- Poster presentation
- Open Access
Placental protein-1 (plac1) modulates immune tolerance in mammary tumor cells
Journal for ImmunoTherapy of Cancervolume 3, Article number: P221 (2015)

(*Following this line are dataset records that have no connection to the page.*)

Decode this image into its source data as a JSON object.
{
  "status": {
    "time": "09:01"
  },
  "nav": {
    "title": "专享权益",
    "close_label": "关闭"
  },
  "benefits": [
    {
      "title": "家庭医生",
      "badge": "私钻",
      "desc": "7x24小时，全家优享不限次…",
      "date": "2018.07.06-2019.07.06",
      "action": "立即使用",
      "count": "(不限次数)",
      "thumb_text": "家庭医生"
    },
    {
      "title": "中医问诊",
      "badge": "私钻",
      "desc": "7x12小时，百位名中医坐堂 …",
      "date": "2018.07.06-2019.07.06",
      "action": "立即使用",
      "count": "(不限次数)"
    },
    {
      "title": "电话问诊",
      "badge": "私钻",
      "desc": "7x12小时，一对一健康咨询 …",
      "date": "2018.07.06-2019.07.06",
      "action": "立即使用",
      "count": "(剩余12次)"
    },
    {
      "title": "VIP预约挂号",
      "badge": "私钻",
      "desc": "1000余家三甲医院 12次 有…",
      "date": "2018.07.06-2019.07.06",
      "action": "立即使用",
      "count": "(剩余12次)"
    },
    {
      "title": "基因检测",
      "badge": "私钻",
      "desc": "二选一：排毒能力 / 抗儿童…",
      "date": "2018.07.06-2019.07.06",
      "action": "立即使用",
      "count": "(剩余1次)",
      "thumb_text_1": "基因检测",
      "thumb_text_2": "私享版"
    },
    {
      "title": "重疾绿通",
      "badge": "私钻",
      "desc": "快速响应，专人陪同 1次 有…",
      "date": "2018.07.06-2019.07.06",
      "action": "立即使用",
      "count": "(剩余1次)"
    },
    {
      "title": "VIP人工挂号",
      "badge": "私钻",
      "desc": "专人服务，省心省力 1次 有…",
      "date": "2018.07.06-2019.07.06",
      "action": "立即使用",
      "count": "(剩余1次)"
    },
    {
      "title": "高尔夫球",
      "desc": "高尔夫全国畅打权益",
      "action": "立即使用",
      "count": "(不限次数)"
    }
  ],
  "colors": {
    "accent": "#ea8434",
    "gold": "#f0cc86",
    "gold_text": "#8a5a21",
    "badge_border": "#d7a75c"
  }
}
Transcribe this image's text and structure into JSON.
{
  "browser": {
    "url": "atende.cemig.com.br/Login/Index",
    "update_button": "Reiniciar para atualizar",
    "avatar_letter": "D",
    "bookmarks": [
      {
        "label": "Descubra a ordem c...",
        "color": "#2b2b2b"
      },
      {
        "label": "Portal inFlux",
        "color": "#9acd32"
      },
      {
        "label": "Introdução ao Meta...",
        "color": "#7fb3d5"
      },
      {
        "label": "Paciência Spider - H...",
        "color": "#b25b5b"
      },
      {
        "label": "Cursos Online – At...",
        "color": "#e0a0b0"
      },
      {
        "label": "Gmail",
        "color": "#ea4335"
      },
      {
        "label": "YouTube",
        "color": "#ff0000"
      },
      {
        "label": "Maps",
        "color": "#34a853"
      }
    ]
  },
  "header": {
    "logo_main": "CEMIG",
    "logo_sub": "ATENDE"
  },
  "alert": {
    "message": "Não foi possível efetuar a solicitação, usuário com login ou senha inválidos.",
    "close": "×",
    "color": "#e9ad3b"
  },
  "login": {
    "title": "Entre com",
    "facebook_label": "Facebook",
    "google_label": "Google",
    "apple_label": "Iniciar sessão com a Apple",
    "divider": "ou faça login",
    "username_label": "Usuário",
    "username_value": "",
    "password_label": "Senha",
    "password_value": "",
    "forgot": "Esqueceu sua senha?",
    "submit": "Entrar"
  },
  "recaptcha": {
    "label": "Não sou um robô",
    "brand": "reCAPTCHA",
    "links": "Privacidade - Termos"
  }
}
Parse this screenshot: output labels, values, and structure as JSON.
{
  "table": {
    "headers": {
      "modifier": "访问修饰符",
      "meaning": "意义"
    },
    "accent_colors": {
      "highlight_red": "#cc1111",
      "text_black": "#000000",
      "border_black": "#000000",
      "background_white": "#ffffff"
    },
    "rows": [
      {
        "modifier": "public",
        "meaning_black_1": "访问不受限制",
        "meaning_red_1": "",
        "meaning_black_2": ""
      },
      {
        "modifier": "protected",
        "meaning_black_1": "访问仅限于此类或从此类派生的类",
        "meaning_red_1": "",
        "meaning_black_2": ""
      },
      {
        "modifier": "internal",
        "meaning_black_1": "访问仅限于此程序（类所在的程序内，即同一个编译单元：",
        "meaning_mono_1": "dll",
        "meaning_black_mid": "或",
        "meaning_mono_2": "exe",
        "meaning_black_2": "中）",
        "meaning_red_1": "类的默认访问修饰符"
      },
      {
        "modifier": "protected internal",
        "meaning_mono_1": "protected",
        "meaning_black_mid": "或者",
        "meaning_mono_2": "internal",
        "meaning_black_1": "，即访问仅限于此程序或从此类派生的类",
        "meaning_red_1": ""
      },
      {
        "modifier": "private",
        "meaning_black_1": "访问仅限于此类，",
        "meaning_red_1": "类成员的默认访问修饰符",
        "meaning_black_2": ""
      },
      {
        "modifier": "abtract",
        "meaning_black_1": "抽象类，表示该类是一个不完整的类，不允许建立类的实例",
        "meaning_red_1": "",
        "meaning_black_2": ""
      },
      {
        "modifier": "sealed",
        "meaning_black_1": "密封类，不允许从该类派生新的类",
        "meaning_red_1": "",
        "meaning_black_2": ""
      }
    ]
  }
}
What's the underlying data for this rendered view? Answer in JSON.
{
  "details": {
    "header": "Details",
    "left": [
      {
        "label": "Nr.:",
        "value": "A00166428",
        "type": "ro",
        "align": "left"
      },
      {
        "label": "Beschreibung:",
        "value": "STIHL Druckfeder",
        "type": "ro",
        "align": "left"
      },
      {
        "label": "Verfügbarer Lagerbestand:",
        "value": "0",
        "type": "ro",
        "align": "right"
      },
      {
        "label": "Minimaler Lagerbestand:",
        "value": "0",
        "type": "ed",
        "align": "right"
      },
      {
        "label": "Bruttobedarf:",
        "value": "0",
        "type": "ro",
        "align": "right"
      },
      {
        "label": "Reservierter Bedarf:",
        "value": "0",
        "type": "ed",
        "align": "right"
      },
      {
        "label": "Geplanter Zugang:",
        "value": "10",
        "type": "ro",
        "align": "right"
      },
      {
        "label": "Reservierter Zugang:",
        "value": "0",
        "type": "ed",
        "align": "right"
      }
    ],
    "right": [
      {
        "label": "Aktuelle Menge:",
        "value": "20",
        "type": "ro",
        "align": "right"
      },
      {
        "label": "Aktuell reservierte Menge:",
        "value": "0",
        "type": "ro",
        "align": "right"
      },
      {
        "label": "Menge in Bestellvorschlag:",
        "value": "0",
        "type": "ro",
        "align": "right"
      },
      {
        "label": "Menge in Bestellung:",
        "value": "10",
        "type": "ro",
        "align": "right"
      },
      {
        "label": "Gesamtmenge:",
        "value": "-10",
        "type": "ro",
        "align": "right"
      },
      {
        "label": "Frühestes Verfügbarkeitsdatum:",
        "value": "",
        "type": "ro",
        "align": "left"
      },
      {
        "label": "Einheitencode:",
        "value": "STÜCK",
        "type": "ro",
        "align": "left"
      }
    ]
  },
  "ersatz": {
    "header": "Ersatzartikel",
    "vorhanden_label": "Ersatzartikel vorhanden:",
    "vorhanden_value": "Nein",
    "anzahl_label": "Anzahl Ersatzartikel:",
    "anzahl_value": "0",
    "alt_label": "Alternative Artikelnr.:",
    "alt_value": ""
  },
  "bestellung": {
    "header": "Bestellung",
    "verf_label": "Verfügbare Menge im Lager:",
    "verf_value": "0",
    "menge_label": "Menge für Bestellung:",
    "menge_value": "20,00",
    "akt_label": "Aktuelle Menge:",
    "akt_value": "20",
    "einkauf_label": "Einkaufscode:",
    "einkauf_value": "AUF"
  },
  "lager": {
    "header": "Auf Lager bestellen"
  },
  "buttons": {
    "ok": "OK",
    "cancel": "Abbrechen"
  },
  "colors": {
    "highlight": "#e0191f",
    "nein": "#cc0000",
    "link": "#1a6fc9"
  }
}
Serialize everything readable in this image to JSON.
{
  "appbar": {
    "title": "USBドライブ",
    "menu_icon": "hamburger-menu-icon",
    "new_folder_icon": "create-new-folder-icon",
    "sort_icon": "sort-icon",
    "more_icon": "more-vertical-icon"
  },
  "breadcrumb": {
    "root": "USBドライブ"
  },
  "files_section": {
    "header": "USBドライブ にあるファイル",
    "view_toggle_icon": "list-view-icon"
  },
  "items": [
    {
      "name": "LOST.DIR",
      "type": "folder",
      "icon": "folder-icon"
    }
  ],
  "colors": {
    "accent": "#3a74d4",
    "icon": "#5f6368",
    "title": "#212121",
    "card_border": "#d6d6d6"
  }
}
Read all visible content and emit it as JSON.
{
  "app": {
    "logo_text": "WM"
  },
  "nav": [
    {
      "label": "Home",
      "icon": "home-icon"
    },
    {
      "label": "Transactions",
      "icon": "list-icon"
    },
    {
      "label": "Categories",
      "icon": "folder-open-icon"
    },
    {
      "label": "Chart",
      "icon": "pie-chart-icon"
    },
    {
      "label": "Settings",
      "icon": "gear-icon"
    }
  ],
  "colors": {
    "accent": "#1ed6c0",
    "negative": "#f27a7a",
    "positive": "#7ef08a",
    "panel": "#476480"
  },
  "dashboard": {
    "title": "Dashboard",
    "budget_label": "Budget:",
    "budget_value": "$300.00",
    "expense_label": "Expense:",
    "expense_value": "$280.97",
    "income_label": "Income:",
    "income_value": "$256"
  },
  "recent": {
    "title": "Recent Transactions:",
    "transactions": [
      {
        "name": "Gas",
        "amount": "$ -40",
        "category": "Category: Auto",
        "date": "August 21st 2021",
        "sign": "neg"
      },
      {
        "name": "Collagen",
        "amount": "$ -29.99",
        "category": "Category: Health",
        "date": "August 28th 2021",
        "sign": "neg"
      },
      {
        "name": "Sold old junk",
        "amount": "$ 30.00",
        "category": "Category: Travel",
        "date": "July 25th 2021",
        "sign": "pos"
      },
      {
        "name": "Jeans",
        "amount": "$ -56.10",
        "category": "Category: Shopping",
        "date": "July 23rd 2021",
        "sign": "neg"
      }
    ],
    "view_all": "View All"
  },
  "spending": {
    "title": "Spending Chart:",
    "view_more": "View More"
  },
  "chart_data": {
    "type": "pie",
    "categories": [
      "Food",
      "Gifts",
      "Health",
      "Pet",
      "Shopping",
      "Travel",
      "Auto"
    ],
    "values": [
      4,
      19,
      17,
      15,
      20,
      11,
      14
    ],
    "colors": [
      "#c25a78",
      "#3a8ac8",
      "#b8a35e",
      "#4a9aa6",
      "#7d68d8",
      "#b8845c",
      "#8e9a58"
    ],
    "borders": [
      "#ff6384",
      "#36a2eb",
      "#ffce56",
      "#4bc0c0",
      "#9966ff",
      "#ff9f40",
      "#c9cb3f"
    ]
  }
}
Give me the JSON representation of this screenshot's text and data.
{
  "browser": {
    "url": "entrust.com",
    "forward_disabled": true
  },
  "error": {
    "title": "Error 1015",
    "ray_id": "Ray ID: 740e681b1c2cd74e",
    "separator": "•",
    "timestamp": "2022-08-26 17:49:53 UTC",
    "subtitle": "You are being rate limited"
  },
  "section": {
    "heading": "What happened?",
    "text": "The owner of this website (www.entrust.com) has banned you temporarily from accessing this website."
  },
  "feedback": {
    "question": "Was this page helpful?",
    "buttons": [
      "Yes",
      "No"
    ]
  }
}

Plac1 is an X-linked (Xq26) trophoblast gene expressed at high levels in the placenta, at low levels in the testis, but not in other normal somatic tissues. However, it is re-expressed in several malignancies, including breast, colon, lung, gastric, liver and endometrial cancers as well as in most human cancer cell lines. Plac1 contains HLA-A2-restricted epitopes capable of eliciting a cytotoxic T lymphocyte (CTL) response against human breast cancer cells, and colorectal cancer patients with a Plac1-specific CTL response demonstrate long-term survival. To explore the role of Plac1 in cancer, mouse mammary tumor E0771 cells expressing high levels of Plac1 were transduced with a lentivirus expressing a Plac1 shRNA (E0771/shPlac1). E0771/shPlac1 cells exhibited >98% reduction in Plac1 mRNA, which resulted in 50% inhibition of cell growth as measured by cell count or colony formation. Isografts of E0771/shPlac1 cells in syngeneic C57BL/6 mice did not result in tumor formation, but grew similar to control cells in SCID mice, suggesting a role for Plac1 in immune tolerance. This was confirmed by gene expression profiling, which revealed that Plac1 upregulated inflammatory chemokines, including Cxcl1, Ccl7, Ccl2, Cxcl10, as well as Ly6g and PD-L1, markers of myeloid-derived suppressor cells (MDSC) and regulatory T cells (Treg), respectively. E0771 tumors in B6 mice exhibited high expression of Plac1 and PD-L1 by IHC, and treatment of tumor-bearing mice with a PD-L1 mAb inhibited tumor growth. To assess the role of Cxcl1, a driver of MDSC activation through its receptor Cxcr2, tumor-bearing mice were treated daily with 2 mg/kg of the Cxcr2 antagonist, SB225002, which resulted in 50% inhibition of tumor growth. These results are the first to suggest that Plac1 increases immune tolerance to tumor growth by sustaining the activation of MDSC and Treg, in part through increased Cxcl1 and PD-L1 expression. These data also suggest that Plac1 may temper autoimmunity in the developing fetus in part by regulating MDSC and Treg activity.